The questions to LTC Stott about what COL Hale would have done were improper under the circumstances of this case. He was not shown to have had personal knowledge of the likelihood that COL Hale would have recommended a Bronze Star for meritorious achievement to a soldier who had been punished under Article 15 during the same time period. Mil.R.Evid. 602, Manual for Courts-Martial, United States (1995 ed.). Without a proper foundation as to the basis of LTC Stott’s ability to gauge the likelihood that COL Hale would act in a certain way, the questioning improperly called for speculation on the part of the witness. Cf. United States v. Frazier, 33 MJ 260, 262 (CMA 1991); United States v. McGill, 15 MJ 242, 245 (CMA 1983); United States v. Hernandez, 693 F.2d 996, 1000 (10th Cir. 1982), cert. denied, 459 U.S. 1222 (1983).

We conclude, however, that appellant was not prejudiced by the error. Art. 59(a), UCMJ, 10 USC § 859(a). The Government produced the original permanent orders that listed the Bronze Star recipients and did not include appellant. The Government also presented several witnesses who testified about the proper procedures for the issuance of an award, the records that would be generated upon issuance, and where those records would be found in the ordinary course of business. According to these witnesses, no such records were found listing appellant as a Bronze Star recipient; the only record of appellant having received a Bronze Star was the certificate found among his personal effects and a duplicate copy found in his personnel file.

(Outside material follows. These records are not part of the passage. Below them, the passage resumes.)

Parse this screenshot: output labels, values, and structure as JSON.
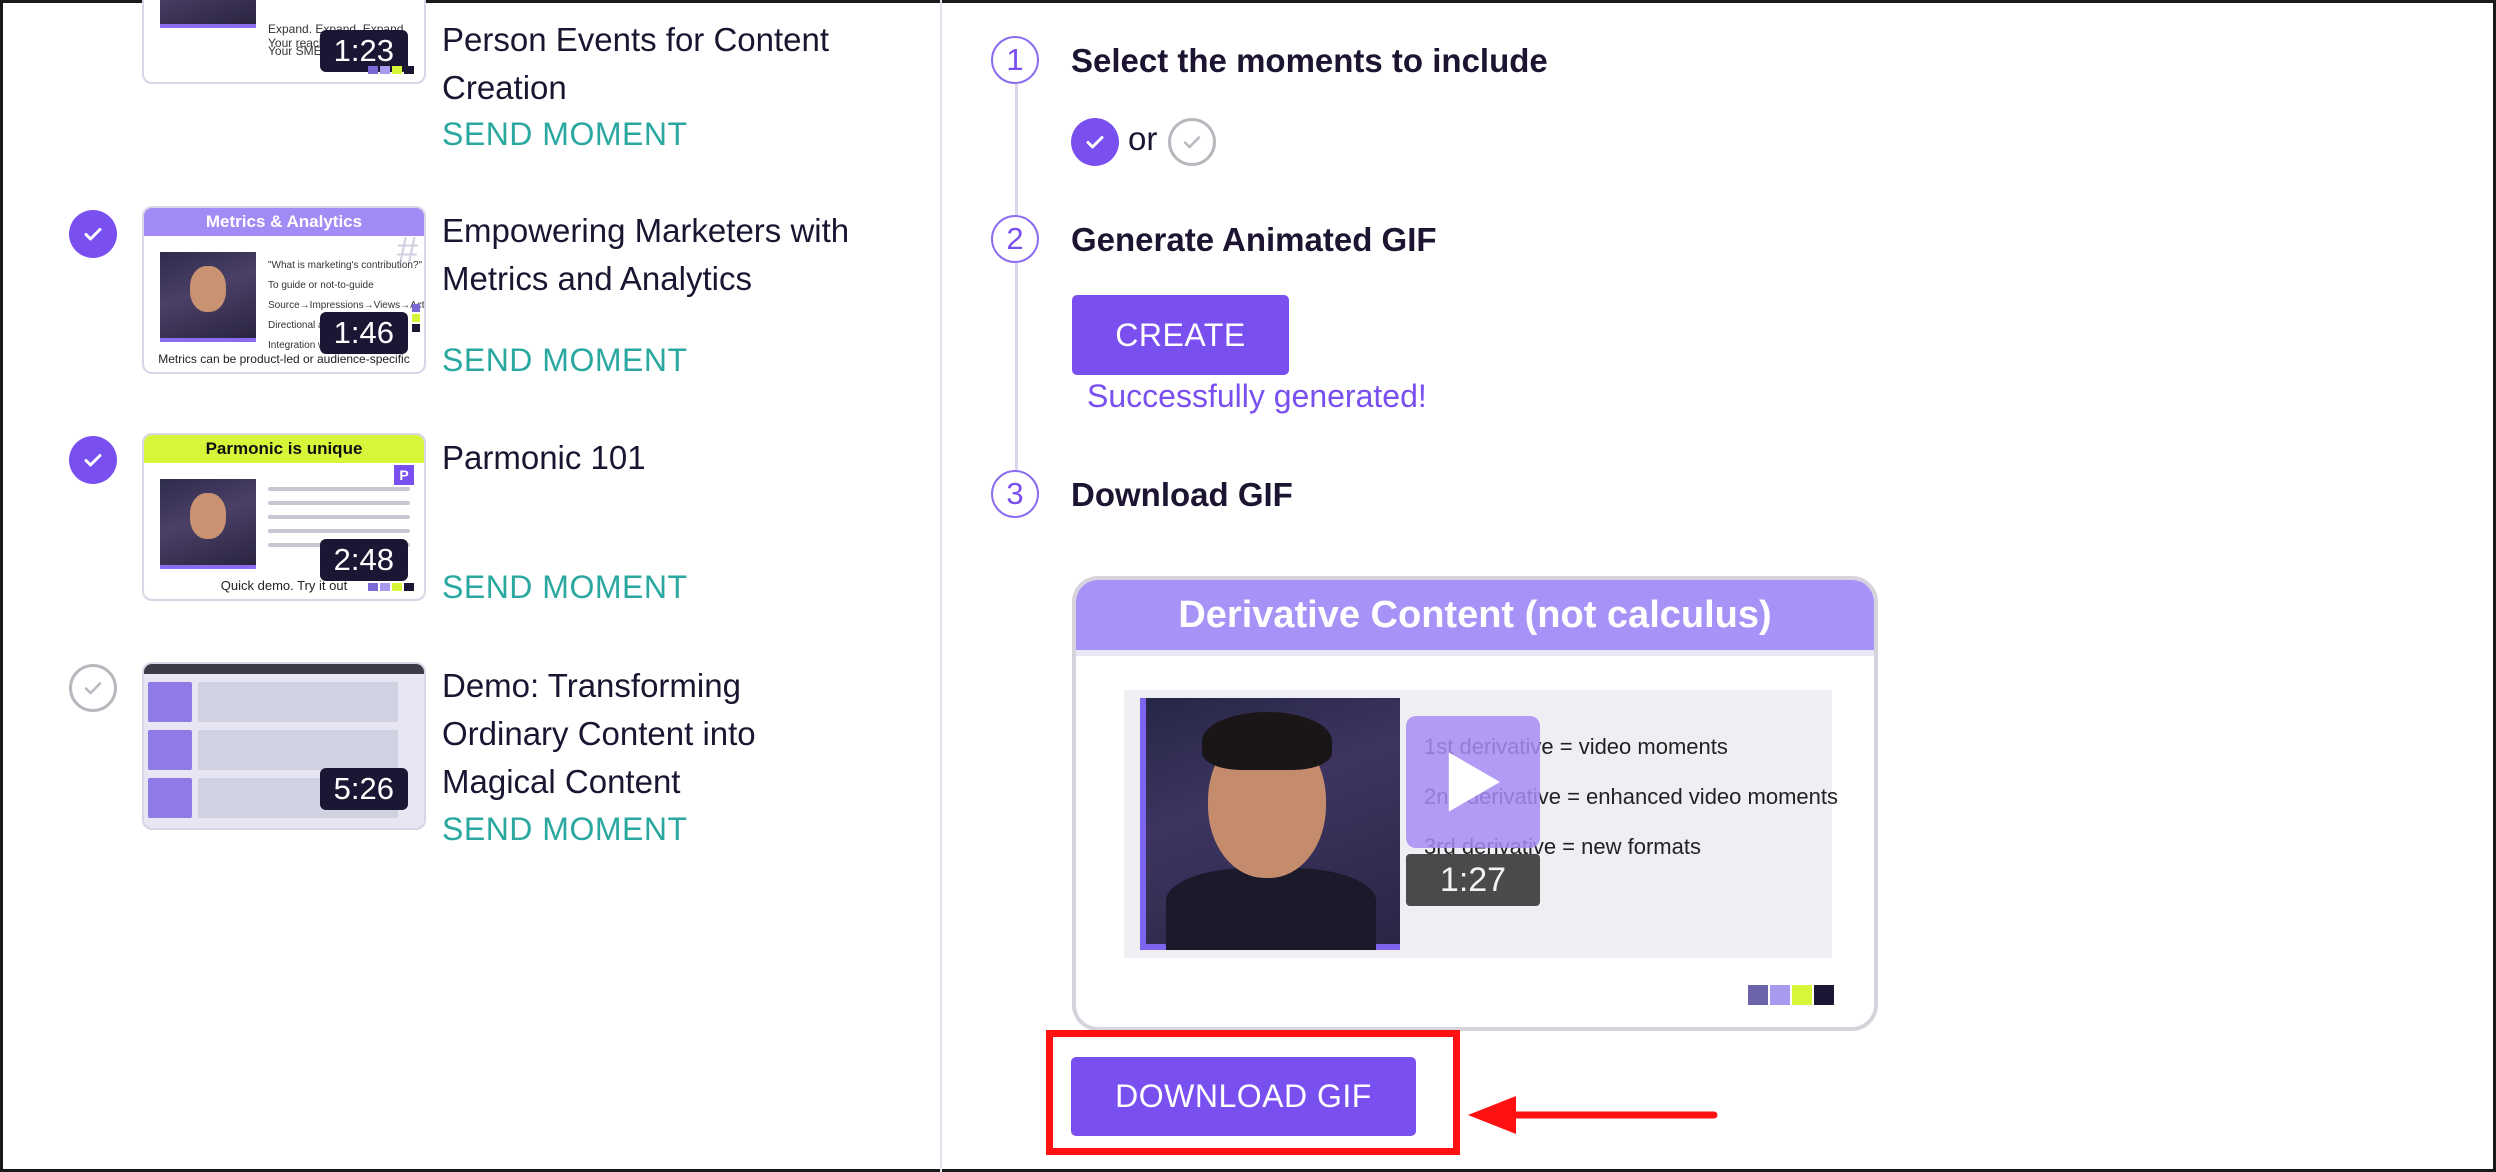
{
  "colors": {
    "accent": "#7a4ff0",
    "teal": "#2aa8a0",
    "highlight": "#ff1111"
  },
  "moments": [
    {
      "checked": null,
      "thumb_heading": "",
      "thumb_caption": "Expand. Expand. Expand. Your reach",
      "thumb_caption2": "Your SMEs",
      "duration": "1:23",
      "title_lines": [
        "Person Events for Content",
        "Creation"
      ],
      "send_label": "SEND MOMENT"
    },
    {
      "checked": true,
      "thumb_heading": "Metrics & Analytics",
      "thumb_text": [
        "\"What is marketing's contribution?\"",
        "To guide or not-to-guide",
        "Source→Impressions→Views→Actions",
        "Directional and",
        "Integration w"
      ],
      "thumb_caption": "Metrics can be product-led or audience-specific",
      "duration": "1:46",
      "title_lines": [
        "Empowering Marketers with",
        "Metrics and Analytics"
      ],
      "send_label": "SEND MOMENT"
    },
    {
      "checked": true,
      "thumb_heading": "Parmonic is unique",
      "thumb_caption": "Quick demo. Try it out",
      "duration": "2:48",
      "title_lines": [
        "Parmonic 101"
      ],
      "send_label": "SEND MOMENT"
    },
    {
      "checked": false,
      "thumb_heading": "",
      "duration": "5:26",
      "title_lines": [
        "Demo: Transforming",
        "Ordinary Content into",
        "Magical Content"
      ],
      "send_label": "SEND MOMENT"
    }
  ],
  "steps": [
    {
      "number": "1",
      "title": "Select the moments to include",
      "or_text": "or"
    },
    {
      "number": "2",
      "title": "Generate Animated GIF",
      "button_label": "CREATE",
      "status": "Successfully generated!"
    },
    {
      "number": "3",
      "title": "Download GIF",
      "button_label": "DOWNLOAD GIF"
    }
  ],
  "preview": {
    "heading": "Derivative Content (not calculus)",
    "lines": [
      "1st derivative = video moments",
      "2nd derivative = enhanced video moments",
      "3rd derivative = new formats"
    ],
    "duration": "1:27"
  },
  "icons": [
    "check-icon",
    "play-icon",
    "arrow-left-icon"
  ]
}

The Government's witnesses also testified that the certificates were not strictly controlled and could easily be forged, especially if the individual had experience with records, as did appellant. The Government also properly produced evidence of the two Article 15s that appellant had received in early 1991, and LTC Stott properly testified about the 15% quota limiting the number of Bronze Stars awarded in any unit. Given this overwhelming evidence, all of which was admissible, the admission of LTC Stott’s opinion about the probability that the Colonel would act in a certain way was not so significant as to constitute prejudicial error. 


The decision of the United States Army Court of Criminal Appeals is affirmed.

Chief Judge COX and Judges SULLIVAN, CRAWFORD, and GIERKE concur.


1 UCMJ, 10 USC § 815.